|Born|| February 8, 1911|
Cook County, Illinois
|Died|| June 13, 1994 (aged 83)|
|Based in||Diamond Sangha|
Anne Arundel Hopkins Aitken (February 8, 1911 – June 13, 1994) is considered by many to be one of the modern mothers of Zen Buddhism in the western world. Named Anna Stinchfield Hopkins when she was born in Cook County, Illinois on February 8, 1911 (birth certificate #6407), Anne told her husband, Robert Baker Aitken, that her name was later changed (when she was old enough to remember the event, perhaps six to eight years-old) because Stinchfield did not provide positive numerology readings. Her mother, Marian Stinchfield Hopkins, was born in Detroit, Michigan, and was 25 when Anne was born. Her father, Lambert Arundel Hopkins, born in New Mexico, was a 29 year-old "Railroad Supply Man" when she was born.
Anne spent two years (1929-1931) studying abroad as an undergraduate at Oxford University and graduated from Scripps College in Claremont, California with a B.A. in English in 1932. She then pursued a Master's Degree in Sociology, first at Stanford University in 1933, and later at Northwestern University (1940-1942). In addition to her Oxford years, she also lived in England from January to June, 1937. She traveled to Sweden, Finland, France, Germany, Spain, Japan, Italy, México, and much of South America before becoming a teacher and Assistant Director at Happy Valley School in 1949. There she met and in 1957 married English teacher Robert Aitken.

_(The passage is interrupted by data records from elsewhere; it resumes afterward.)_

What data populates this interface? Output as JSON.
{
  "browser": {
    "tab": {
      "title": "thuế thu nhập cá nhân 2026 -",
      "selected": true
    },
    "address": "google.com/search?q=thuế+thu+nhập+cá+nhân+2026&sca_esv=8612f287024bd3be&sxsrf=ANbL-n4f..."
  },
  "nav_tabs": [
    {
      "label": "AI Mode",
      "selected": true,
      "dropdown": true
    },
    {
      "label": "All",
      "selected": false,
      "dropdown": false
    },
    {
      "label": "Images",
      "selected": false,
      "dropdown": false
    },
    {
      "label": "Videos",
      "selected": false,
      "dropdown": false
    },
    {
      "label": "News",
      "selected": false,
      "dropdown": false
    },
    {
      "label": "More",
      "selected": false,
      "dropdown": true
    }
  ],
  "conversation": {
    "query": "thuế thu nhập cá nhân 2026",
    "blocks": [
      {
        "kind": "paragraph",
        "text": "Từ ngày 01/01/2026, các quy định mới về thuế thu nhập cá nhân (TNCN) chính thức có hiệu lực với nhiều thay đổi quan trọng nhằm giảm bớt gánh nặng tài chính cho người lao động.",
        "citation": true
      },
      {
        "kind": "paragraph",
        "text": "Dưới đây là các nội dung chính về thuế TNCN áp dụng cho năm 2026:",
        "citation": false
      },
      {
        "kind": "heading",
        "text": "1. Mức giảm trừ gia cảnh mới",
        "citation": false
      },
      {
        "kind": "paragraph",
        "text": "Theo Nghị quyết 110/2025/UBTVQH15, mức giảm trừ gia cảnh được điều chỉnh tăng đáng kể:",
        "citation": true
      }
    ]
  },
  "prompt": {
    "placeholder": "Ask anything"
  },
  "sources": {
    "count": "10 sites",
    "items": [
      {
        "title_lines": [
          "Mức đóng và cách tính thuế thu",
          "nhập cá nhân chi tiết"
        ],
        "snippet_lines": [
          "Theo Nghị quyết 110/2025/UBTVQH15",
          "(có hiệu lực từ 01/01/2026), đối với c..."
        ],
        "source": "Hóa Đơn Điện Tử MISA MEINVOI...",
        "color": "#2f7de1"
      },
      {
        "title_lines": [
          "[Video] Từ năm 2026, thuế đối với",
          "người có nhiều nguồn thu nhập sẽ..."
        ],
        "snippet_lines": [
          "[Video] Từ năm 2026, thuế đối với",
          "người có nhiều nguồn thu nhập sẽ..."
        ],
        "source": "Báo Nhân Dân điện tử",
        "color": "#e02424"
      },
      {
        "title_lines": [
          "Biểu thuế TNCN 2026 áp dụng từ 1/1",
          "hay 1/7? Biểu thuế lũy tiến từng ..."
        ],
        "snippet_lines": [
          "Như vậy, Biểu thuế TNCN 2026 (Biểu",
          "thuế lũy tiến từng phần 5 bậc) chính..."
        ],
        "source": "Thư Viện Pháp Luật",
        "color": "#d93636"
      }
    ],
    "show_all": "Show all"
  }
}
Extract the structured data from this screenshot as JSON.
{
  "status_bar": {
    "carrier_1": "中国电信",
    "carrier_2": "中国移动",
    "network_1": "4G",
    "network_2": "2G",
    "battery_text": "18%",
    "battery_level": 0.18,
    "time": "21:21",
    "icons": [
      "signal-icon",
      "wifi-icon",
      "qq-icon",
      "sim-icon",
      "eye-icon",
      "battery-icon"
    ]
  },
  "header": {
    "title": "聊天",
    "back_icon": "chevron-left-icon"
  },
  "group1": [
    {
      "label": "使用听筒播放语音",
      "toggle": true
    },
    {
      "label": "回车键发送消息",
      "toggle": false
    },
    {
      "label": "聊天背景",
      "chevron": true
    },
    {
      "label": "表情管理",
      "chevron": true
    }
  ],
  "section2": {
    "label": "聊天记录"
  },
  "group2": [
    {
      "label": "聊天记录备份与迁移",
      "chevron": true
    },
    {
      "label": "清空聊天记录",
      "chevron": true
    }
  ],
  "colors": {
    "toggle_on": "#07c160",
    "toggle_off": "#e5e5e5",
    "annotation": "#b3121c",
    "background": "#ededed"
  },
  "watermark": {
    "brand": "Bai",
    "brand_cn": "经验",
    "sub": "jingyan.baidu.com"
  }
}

Her new husband introduced her to Zen Buddhism, and her long relationship with the Buddhist community began with their honeymoon to Ryutakuji in Japan. She went on to study the Dharma with Haku’un Yasutani, Sōen Nakagawa and Koun Yamada. She was given the Japanese Buddhist names An (Peace, peace of being at home) Tanshin (Single mind). She and her husband moved to Honolulu, Hawaiʻi to be closer to Thomas Laune Aitken, her young stepson. There they established the Koko An Zendo, which led to the establishment of the Diamond Sangha, an international Zen Buddhist society, in 1959.
Many of the changes that made Zen practice and leadership more accessible to women can be attributed to the efforts she made within the Diamond Sangha. She was neither a prolific writer nor a frequent speaker, but she is remembered fondly around the world for her dedication to the Dharma and support for the Sangha. She was living at the teacher's quarters of the Honolulu Diamond Sangha in Pālolo, Hawaiʻi, when she became ill with flu symptoms. Two days later, on June 13, 1994, at the age of 83, she died of a coronary heart attack, with her husband, stepson, and a few close friends at her hospital bedside. At her memorial, many recalled how she had touched them individually and made each one feel as if only they were special to her.
- Aitken, Anne. In Spite of Myself. "Kahawai" 1(2), Spring, 1979, pp 2–9.
- Aitken, Robert.1982. Willy-Nilly Zen. pp. 115–132. In: Aitken, Robert.1982. Taking the Path of Zen. San Francisco: North Point Press.
- Tworkov, Helen. 1989. Chapter 1 - Robert Aitken. In: Zen in America: Profiles of Five Teachers. San Francisco: North Point Press. pp. 23–62.